E8S1 Adam Gopnik
The amazing thing about Adam Gopnik, staff writer for The New Yorker, is that he knows more about France than many French people. It’s as if this podcast was made for him. You can ask him a question about anything, from the Statue of Liberty to French pop music, and he will give you an eloquent, informative and captivating answer.
When he arrived at the French Embassy’s building on Fifth Avenue for this interview, we had just begun major renovations. We basically met in a storage room, between two cabinets and a sofa propped on its side. This is what added to the informal nature of the conversation.
We talked about the intellectual exchange between France and America (2:10), the role of the president in both countries (24:30), Montaigne (3:34), Romain Gary (12:40), and Bastille Day. (31:50)
The below notes are designed to enrich the listener's experience by further explaining the more obscure French references mentioned throughout the show.
A French philosopher and author from the 16th century, Montaigne is known for his Essays. In 107 chapters, Montaigne embarks on a deep self-exploration to uncover the truths of human condition. Constantly wondering “What do I know?” Montaigne uses doubt and skepticism to attain wisdom.
French political philosopher from the late 17th and 18th century, his theory of the separation of powers is still at the heart of modern democracies. The Spirit of the Laws (1748) and Persian Letters (1721) – a satire of French contemporary society – are classics Enlightenment literature.
French philosopher, author, and journalist born in Algeria. His writings explore the human condition and its absurdity. A winner of the Nobel Prize for Literature, he wrote novels (The Stranger, The Plague), plays (Caligula), and non-fiction (The Myth of Sisyphus).
7:00 Foucault, Derrida, Barthes
Foucault, Derrida, and Barthes are three influential French thinkers of the 20th century.

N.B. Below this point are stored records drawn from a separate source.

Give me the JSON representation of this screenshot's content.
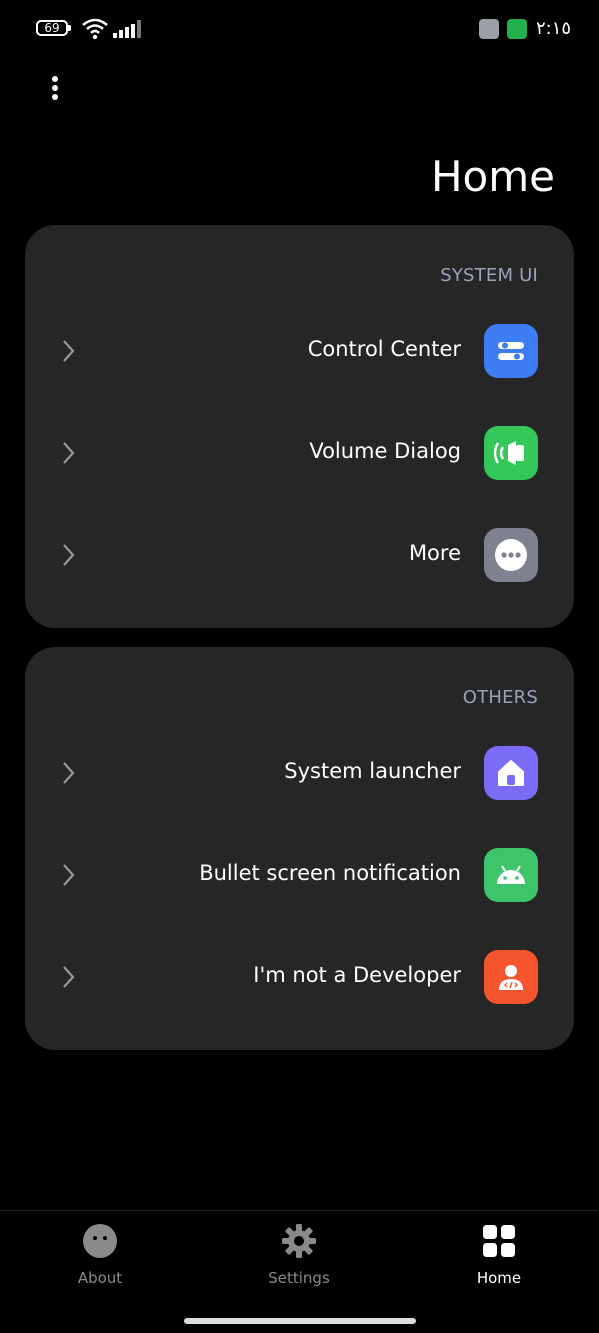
{
  "status_bar": {
    "battery_level": "69",
    "time": "٢:١٥"
  },
  "page": {
    "title": "Home"
  },
  "sections": [
    {
      "header": "SYSTEM UI",
      "items": [
        {
          "label": "Control Center",
          "icon": "toggles-icon",
          "color": "#3d7cf5"
        },
        {
          "label": "Volume Dialog",
          "icon": "volume-icon",
          "color": "#34c759"
        },
        {
          "label": "More",
          "icon": "more-dots-icon",
          "color": "#7e8190"
        }
      ]
    },
    {
      "header": "OTHERS",
      "items": [
        {
          "label": "System launcher",
          "icon": "home-icon",
          "color": "#7b6cf6"
        },
        {
          "label": "Bullet screen notification",
          "icon": "android-icon",
          "color": "#3ec56b"
        },
        {
          "label": "I'm not a Developer",
          "icon": "developer-icon",
          "color": "#f4542e"
        }
      ]
    }
  ],
  "bottom_nav": [
    {
      "label": "About",
      "icon": "face-icon",
      "active": false
    },
    {
      "label": "Settings",
      "icon": "gear-icon",
      "active": false
    },
    {
      "label": "Home",
      "icon": "grid-icon",
      "active": true
    }
  ]
}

Michel Foucault is known for his analyses of social institutions, including his criticism of the criminal justice system (Discipline and Punish). Jacques Derrida (Of Grammatology) is a leader of deconstruction philosophy that emerged in the context of post-structuralism and postmodern philosophy. Roland Barthes shares Derrida’s post-structuralist approach and has been influential in literature with his concept of the death of the author. His essays are collected in Mythologies.
8:29 Bernard-Henri Lévy
A contemporary French public intellectual, widely referred to with his initials “BHL.” Along with André Glucksmann and Alain Finkielkraut, he was considered as part of the New Philosophers generation. His writings include La barbarie à visage humain, American Vertigo: Traveling America in the Footsteps of Tocqueville and The Genius of Judaism.
11:59 Céline, Genet, Drieu La Rochelle
Louis-Ferdinand Céline, Pierre Drieu la Rochelle and Jean Genet are controversial French authors from the 20th century. Céline introduced a revolutionary style based on orality and strong emotional reactions, while Drieu la Rochelle was director of the NRF, an influential literary magazine, but their ties with the Nazi regime and their anti-Semitic positions have deeply tainted their literary legacy.
12:40 Romain Gary
A French novelist, diplomat, film director and World War II aviator, Romain Gary is the only author to have won the prestigious Prix Goncourt twice, first as Romain Gary for The Roots of Heaven and then as Émile Ajar for The Life Before Us. However, he is probably most associated with his autobiographical novel, Promise at Dawn, which was made into a movie first in 1970 and more recently in 2017.
18:47 Le Monde
French daily newspaper of record founded in 1944. If you are looking for a French newspaper abroad, Le Monde (which translates as “the world”) will very likely be the one you’ll find.
(nf) Refers to a class of students that have spent their schoolyears together. Some schools only refer to the date (promotion 2015, promotion 2010-2013) while others are named after historical figures.
Used to refer to someone who participated in the May 1968 protest. Roughly translates as “sixty-eighters.”
Common shorthand for the French term “manifestation,” meaning “demonstration.”
In the 1980s, before the Internet era, the Minitel was the most advanced digital technology. French users could have access to online purchases, banking, travel booking, and even chatting. The Minitel was distributed free of charge by the state-owned telecom company. The system failed to be exported out of France and lack of innovation eventually led to its growing out of fashion with the rise of the Internet. The Minitel definitively ended in 2012.